I am not going to enlarge on the details of the great efforts I made, the degree of self-sacrifice I achieved, or the severe difficulties I faced in that lonely and desolate village, among those unenlightened people. My only concern was to guide them to spiritual and physical cleanliness and to teach them the existence of a great creator.
Whenever I was on my own, I would study the life of Muhammad ‘alaihis-salâm’. Very few books had been written in English to reflect the facts about his life, yet no effort had been spared on the part of Christians to criticise and vilify that great Prophet and to incriminate him with lying. However, I was now able to study Islam fairly, without being influenced by those books that had been written under inimical motives. During the course of my studies, I came to the full realization that it was a definite fact that Islam was a true religion in which the concept of Allah and reality became manifest in its clearest identity.

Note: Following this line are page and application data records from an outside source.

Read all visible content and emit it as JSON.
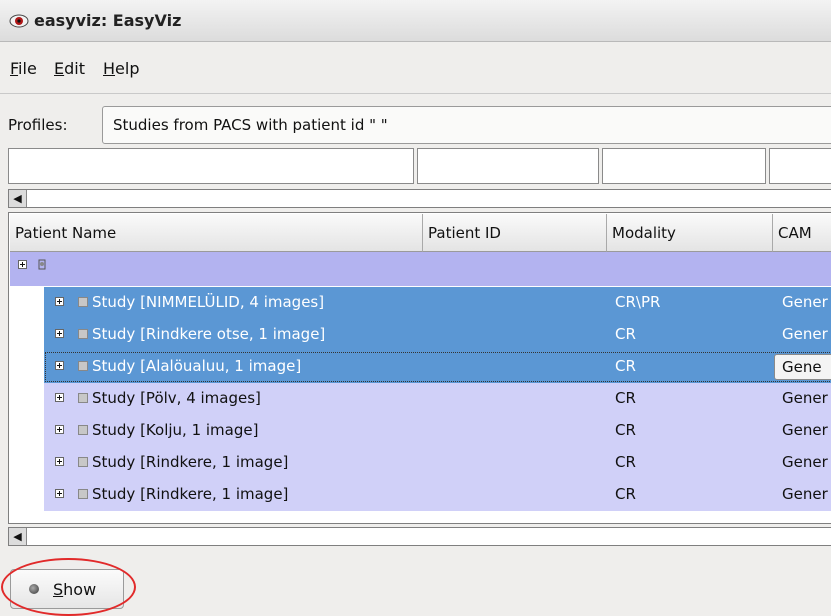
{
  "window": {
    "title": "easyviz: EasyViz"
  },
  "menu": {
    "file": {
      "mnemonic": "F",
      "rest": "ile"
    },
    "edit": {
      "mnemonic": "E",
      "rest": "dit"
    },
    "help": {
      "mnemonic": "H",
      "rest": "elp"
    }
  },
  "profiles": {
    "label": "Profiles:",
    "selected": "Studies from PACS with patient id \"                         \""
  },
  "table": {
    "columns": [
      "Patient Name",
      "Patient ID",
      "Modality",
      "CAM"
    ],
    "rows": [
      {
        "text": "Study [NIMMELÜLID, 4 images]",
        "modality": "CR\\PR",
        "cam": "Gener",
        "selected": true
      },
      {
        "text": "Study [Rindkere otse, 1 image]",
        "modality": "CR",
        "cam": "Gener",
        "selected": true
      },
      {
        "text": "Study [Alalöualuu, 1 image]",
        "modality": "CR",
        "cam": "Gene",
        "selected": true
      },
      {
        "text": "Study [Pölv, 4 images]",
        "modality": "CR",
        "cam": "Gener",
        "selected": false
      },
      {
        "text": "Study [Kolju, 1 image]",
        "modality": "CR",
        "cam": "Gener",
        "selected": false
      },
      {
        "text": "Study [Rindkere, 1 image]",
        "modality": "CR",
        "cam": "Gener",
        "selected": false
      },
      {
        "text": "Study [Rindkere, 1 image]",
        "modality": "CR",
        "cam": "Gener",
        "selected": false
      }
    ]
  },
  "scroll_arrow": "◀",
  "show_button": {
    "mnemonic": "S",
    "rest": "how"
  },
  "colors": {
    "selected_row": "#5b97d4",
    "unselected_row": "#d0d0f8",
    "root_row": "#b3b3f0",
    "annotation": "#e12a2a"
  }
}
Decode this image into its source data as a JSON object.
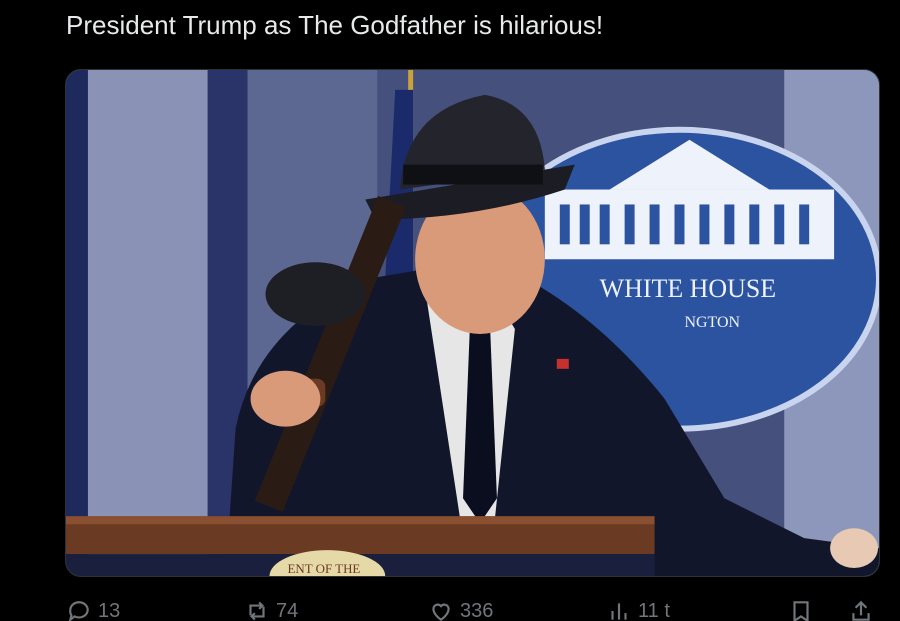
{
  "post": {
    "text": "President Trump as The Godfather is hilarious!"
  },
  "media": {
    "seal_text": "ENT OF THE",
    "backdrop_text_line1": "WHITE HOUSE",
    "backdrop_text_line2": "NGTON"
  },
  "actions": {
    "reply_count": "13",
    "repost_count": "74",
    "like_count": "336",
    "views_count": "11 t"
  },
  "icons": {
    "reply": "reply-icon",
    "repost": "repost-icon",
    "like": "heart-icon",
    "views": "views-chart-icon",
    "bookmark": "bookmark-icon",
    "share": "share-icon"
  },
  "colors": {
    "background": "#000000",
    "text": "#e7e9ea",
    "muted": "#71767b"
  }
}
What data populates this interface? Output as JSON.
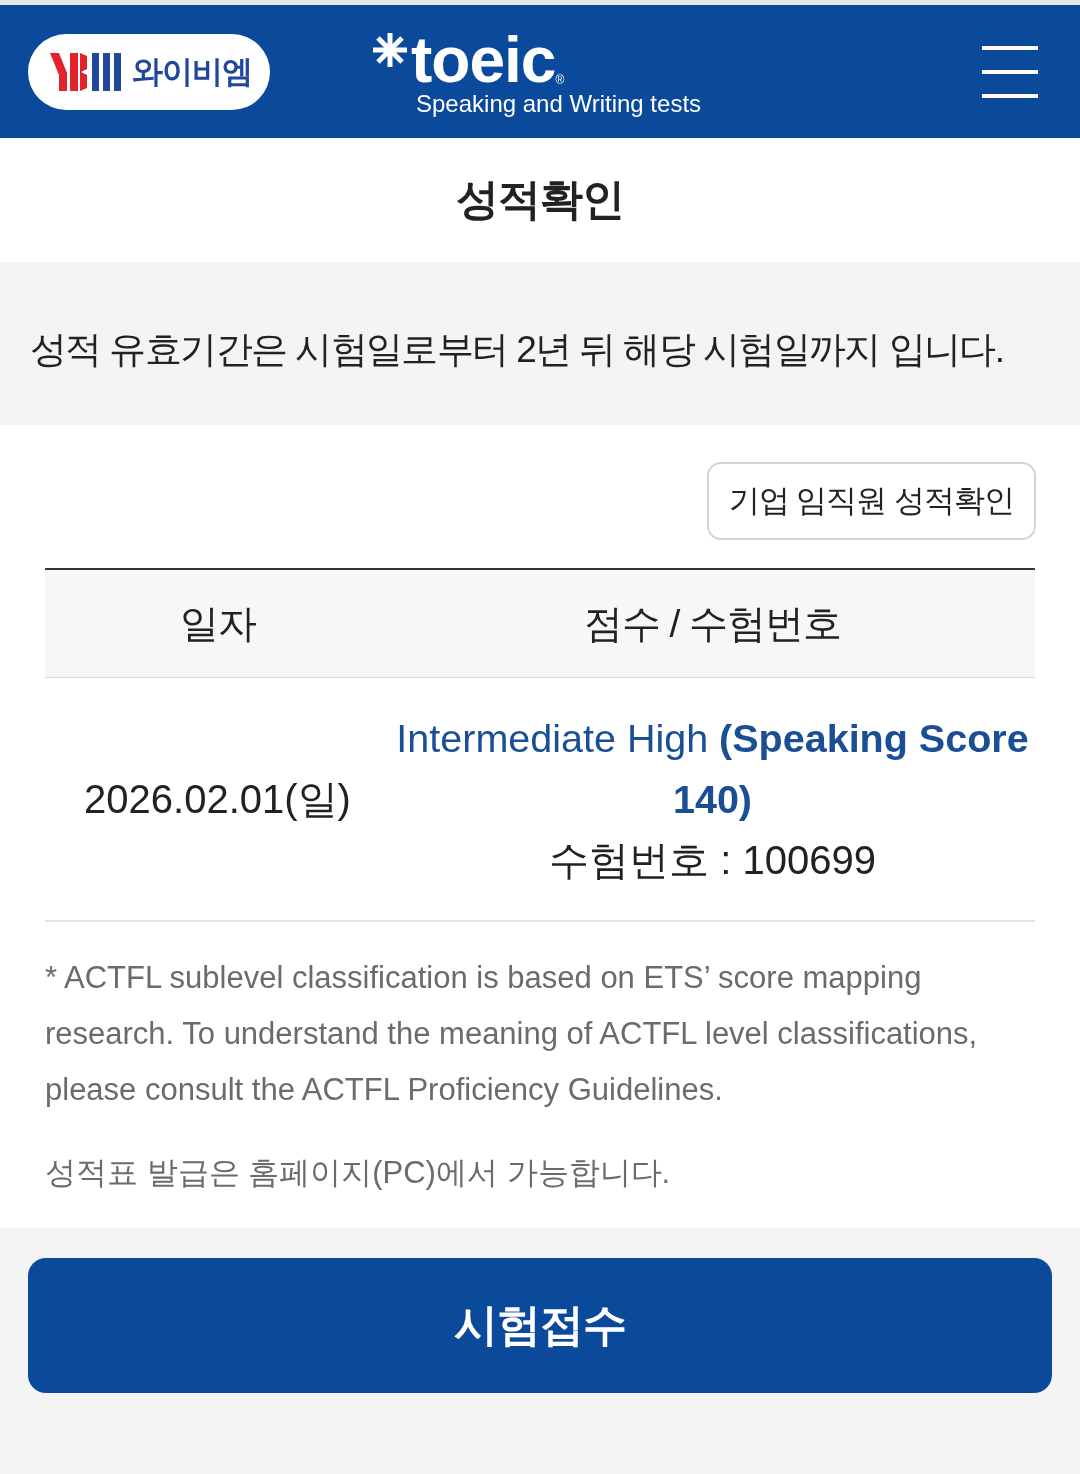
{
  "header": {
    "logo_text": "와이비엠",
    "wordmark": "toeic",
    "registered_mark": "®",
    "tagline": "Speaking and Writing tests"
  },
  "title": "성적확인",
  "notice": "성적 유효기간은 시험일로부터 2년 뒤 해당 시험일까지 입니다.",
  "corporate_button": "기업 임직원 성적확인",
  "table": {
    "columns": [
      "일자",
      "점수 / 수험번호"
    ],
    "rows": [
      {
        "date": "2026.02.01(일)",
        "score": "Intermediate High **(Speaking Score 140)**",
        "exam_number": "수험번호 : 100699"
      }
    ]
  },
  "notes": [
    "* ACTFL sublevel classification is based on ETS’ score mapping research. To understand the meaning of ACTFL level classifications, please consult the ACTFL Proficiency Guidelines.",
    "성적표 발급은 홈페이지(PC)에서 가능합니다."
  ],
  "apply_button": "시험접수"
}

Once you had been informed on the services which the great Prophet Muhammad ‘sall-Allâhu ta’âlâ ’alaihi wa sallam’ had rendered for the good of humanity, it would be impossible for you to deny his prophethood. Definitely, he was the Messenger of Allâhu ta’âlâ. As a blessing of Allâhu ta’âlâ, he, alone, and in a very short time, transformed the Arabs from a mass of heathens who had been living in utter savagery and nescience, worshipping many idols, believing in superstitions, leading a bestial, seminaked, and overwhelmingly polygamous life, into a civilized, morally upright and clean nation whose members were now believing in Allâhu ta’âlâ, observing women’s rights, and always trying to be good-natured and genial. A person never could have managed such a job without the blessing or help of Allâhu ta’âlâ.
As I thought about the strenuous efforts I put forth in that tiny village whose population was only one or two hundred, and how I still could not bring those wretched people to the right course, my admiration for the work accomplished by Muhammad ‘sall-Allâhu ta’âlâ ’alaihi wa sallam’ grew all the greater. No. Something as great as that could be accomplished only by the Messenger of
Allâhu ta’âlâ. One ought to believe in his prophethood with all one’s heart.
I do not want to make mention of all the other so many even much more beautiful facts about the Islamic religion. For, by acknowledging the existence of Allâhu ta’âlâ and the prophethood of Muhammad ‘alaihis-salâm’, a person has already become a Muslim. One of those days an Indian Muslim visited me. That polite person’s name was Mian Amiruddîn. We had a long conversation on the Islamic religion. That conversation was the decisive encouragement, and I accepted Islam.
I believe in the fact that Islam is the true religion of Allah, in its simplicity, forgivingness, compassionateness and sincerity, in that it establishes brotherhood among people, and in that one day it will unite the entire world. I have reached the last stage of my life, and from now on I have dedicated myself to the service of Islam.